California’s lawmaking session ends with break for newspapers, protester tossing blood on senators
California newspapers will have a one-year reprieve from a sweeping new labor bill that would have required them to reclassify delivery drivers as regular employees, after a vote early Saturday in the final hours of the legislative session in Sacramento.
A bipartisan vote of 62-4 approved a so-called “carve-out measure” that would give newspapers until the end of the end of 2020 to comply with Assembly Bill 5, a broad measure passed Wednesday that makes it more difficult for businesses to classify workers as independent contractors.
Gov. Gavin Newsom is expected to sign both AB 5 and AB 170, the bill giving newspapers the extra year to comply.
State Sen. Mike McGuire, D-Healdsburg, who voted for both bills, said in an interview Saturday that AB 170, “strikes a balance by protecting California workers and advancing a fair compromise for Golden State newspapers.”
The bill, he said, was drafted along with AB 5, a labor-backed measure largely aimed at forcing Uber and Lyft to treat drivers as employees rather than independent contractors, who are not guaranteed benefits such as compensation for workplace injuries.
California newspaper publishers lobbied hard for an exemption, citing declining revenues and the possibility that smaller minority newspapers could be put out of business by the added expense.
McGuire said the carve-out measure gives publishers a year to “develop a game plan” for the requirements of AB 5.
Steve Falk, chief executive officer of Sonoma Media Investments, which owns The Press Democrat, noted that AB 170 had “very strong support in both houses, including all of our North Bay elected leaders.”
“Implementation of an employee delivery system will take months of thoughtful planning in order to minimize the impact which could mean higher prices, reduced home delivery and more dependence on digital readership,” he said.
Calling himself “a diehard newspaper reader,” McGuire said papers “are one the of the key foundations of our democracy.”
Saturday’s vote in the Assembly came after Assemblywoman Lorena Gonzalez, D-San Diego, who authored both bills, made an emotional plea against the newspaper carve-out and voted against it. She also said she was not urging her colleagues to reject it.
“This is a terrible bill and I do not plan to vote for it,” she said.

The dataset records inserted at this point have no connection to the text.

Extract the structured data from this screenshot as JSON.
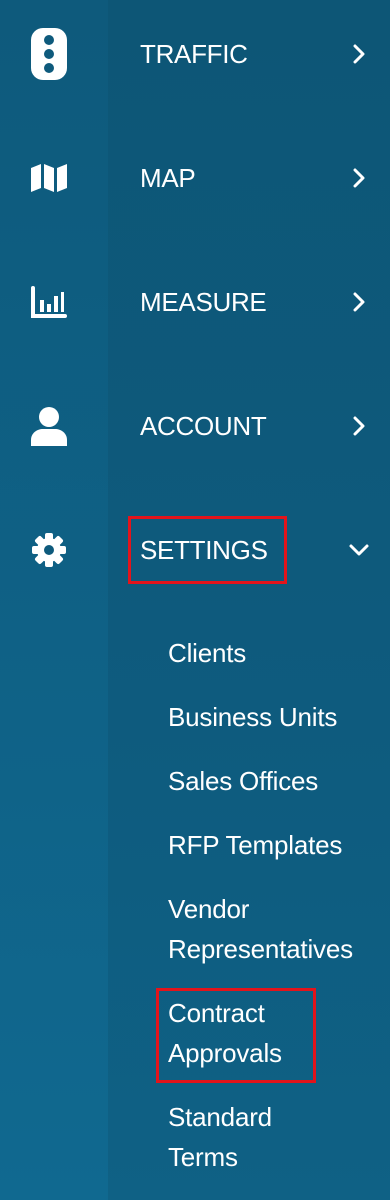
{
  "nav": {
    "items": [
      {
        "label": "TRAFFIC",
        "icon": "traffic-light-icon",
        "chevron": "chevron-right-icon"
      },
      {
        "label": "MAP",
        "icon": "map-icon",
        "chevron": "chevron-right-icon"
      },
      {
        "label": "MEASURE",
        "icon": "bar-chart-icon",
        "chevron": "chevron-right-icon"
      },
      {
        "label": "ACCOUNT",
        "icon": "user-icon",
        "chevron": "chevron-right-icon"
      },
      {
        "label": "SETTINGS",
        "icon": "gear-icon",
        "chevron": "chevron-down-icon",
        "expanded": true
      }
    ]
  },
  "settings_submenu": {
    "items": [
      {
        "label": "Clients"
      },
      {
        "label": "Business Units"
      },
      {
        "label": "Sales Offices"
      },
      {
        "label": "RFP Templates"
      },
      {
        "label": "Vendor Representatives",
        "line1": "Vendor",
        "line2": "Representatives"
      },
      {
        "label": "Contract Approvals",
        "line1": "Contract",
        "line2": "Approvals"
      },
      {
        "label": "Standard Terms",
        "line1": "Standard",
        "line2": "Terms"
      }
    ]
  },
  "colors": {
    "highlight": "#e3141b",
    "text": "#ffffff"
  }
}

Referring to newspaper carriers, she said, “This is probably one of the most exploitative jobs we have.”
The legislative session ended just hours after a protester tossed two containers full of blood onto the Senate floor, splattering seven senators and prompting an hourslong delay as lawmakers relocated to a large hearing room to complete the year’s business.
McGuire, who was standing about 10 feet from where the containers landed and was not hit, said the incident was unprecedented and “deeply concerning.”

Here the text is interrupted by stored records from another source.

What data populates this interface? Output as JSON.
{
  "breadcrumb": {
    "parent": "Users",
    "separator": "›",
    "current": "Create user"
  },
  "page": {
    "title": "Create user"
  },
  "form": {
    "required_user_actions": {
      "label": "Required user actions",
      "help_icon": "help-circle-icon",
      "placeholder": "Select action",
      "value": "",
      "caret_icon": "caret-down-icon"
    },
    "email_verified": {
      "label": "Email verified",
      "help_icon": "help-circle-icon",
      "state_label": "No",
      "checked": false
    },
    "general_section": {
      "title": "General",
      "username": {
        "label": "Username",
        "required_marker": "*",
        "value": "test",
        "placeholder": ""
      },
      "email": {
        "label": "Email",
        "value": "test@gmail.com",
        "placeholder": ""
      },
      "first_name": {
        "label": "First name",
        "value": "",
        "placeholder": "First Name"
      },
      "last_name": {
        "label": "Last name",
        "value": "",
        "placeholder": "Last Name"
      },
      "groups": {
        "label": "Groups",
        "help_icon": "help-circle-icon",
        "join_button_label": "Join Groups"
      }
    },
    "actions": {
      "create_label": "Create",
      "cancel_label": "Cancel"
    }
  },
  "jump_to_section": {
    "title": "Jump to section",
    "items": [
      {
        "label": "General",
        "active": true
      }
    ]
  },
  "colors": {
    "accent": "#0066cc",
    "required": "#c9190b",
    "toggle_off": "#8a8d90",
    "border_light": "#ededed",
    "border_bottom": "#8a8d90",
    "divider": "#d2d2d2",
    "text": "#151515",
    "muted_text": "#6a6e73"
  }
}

“People were in shock,” he said. “You never go to work in the morning thinking someone is going to throw blood on you.”
The protester, an opponent of mandatory childhood vaccinations, shouted, “That’s for the dead babies!” as she tossed the containers from the gallery overlooking the Senate floor.
McGuire called the incident a “criminal act” and said the person responsible should be charged with as serious a crime as possible.

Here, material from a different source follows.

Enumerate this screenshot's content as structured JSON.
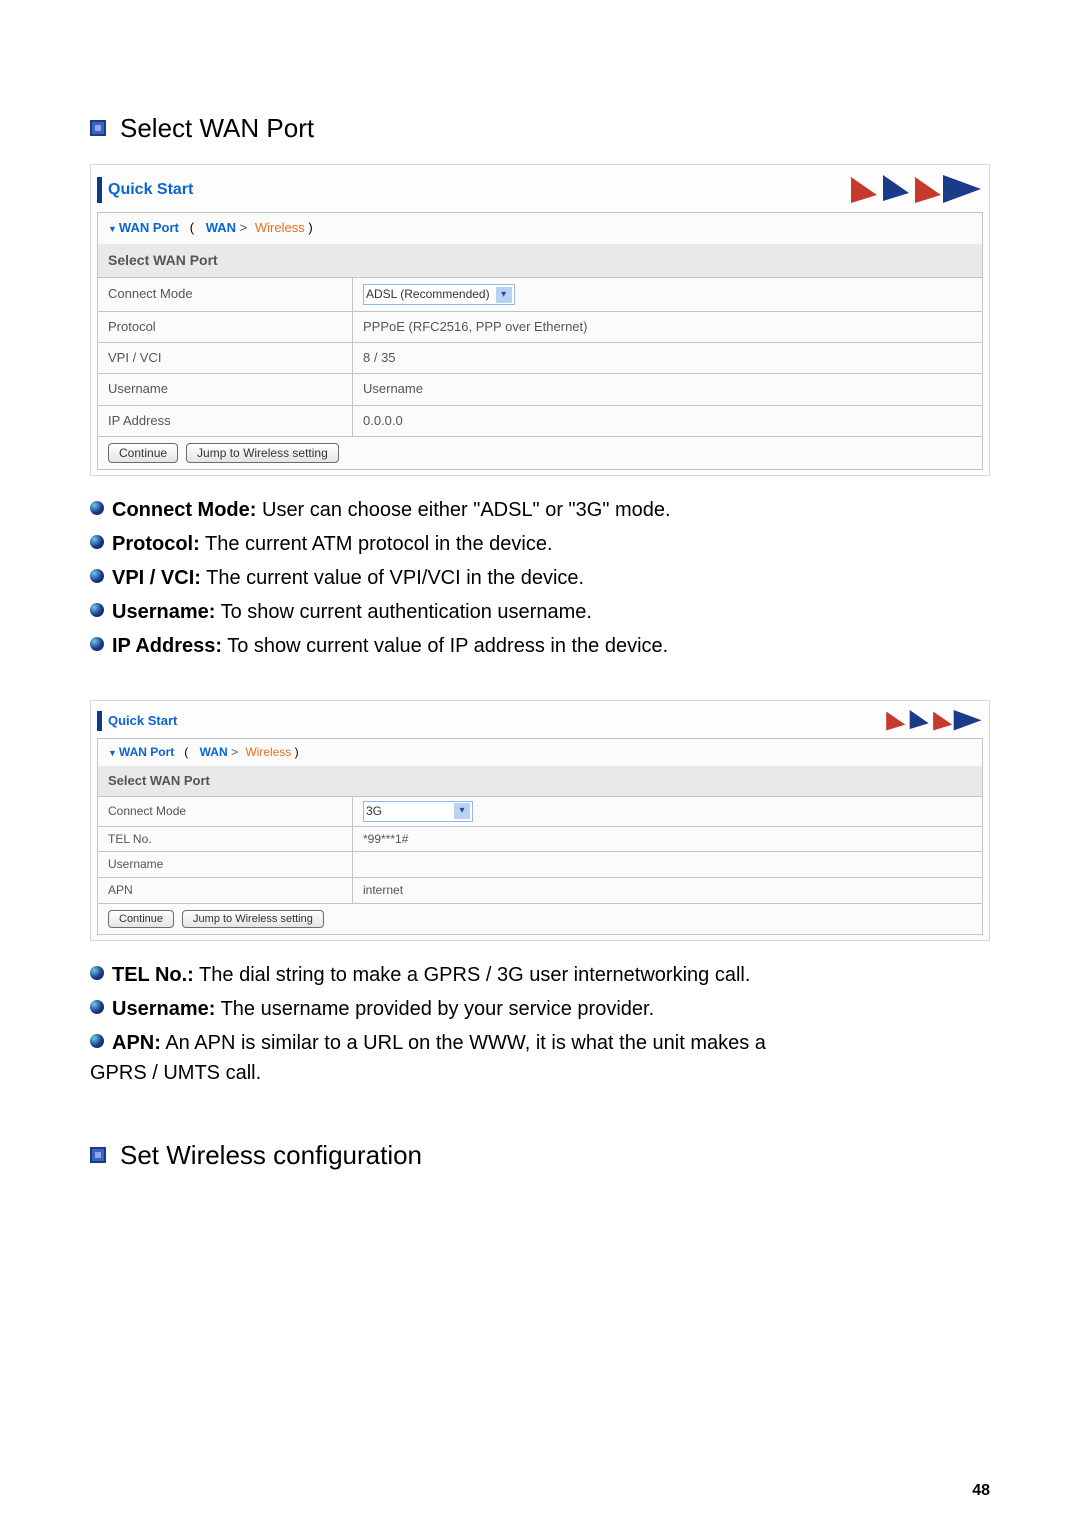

Blood spattered desks, chairs and laptop computers as well as senators near the front of the chamber, he said. Lawmakers had blood on their hair, bare scalp, arms and clothes, he said.
The Senate floor and gallery were declared a crime scene and the chamber will require decontamination, McGuire said.
The woman, identified as Rebecca Dalelio, 43, of Boulder Creek near Santa Cruz, was booked on suspicion of six crimes, including assault and vandalism, and was being held on $10,000 bail.
After resuming business in the hearing room, the Senate worked until about 3 a.m. Saturday, McGuire said.
This story includes information from the Sacramento Bee and Associated Press. You can reach Staff Writer Guy Kovner at 707-521-5457 or firstname.lastname@example.org. On Twitter @guykovner.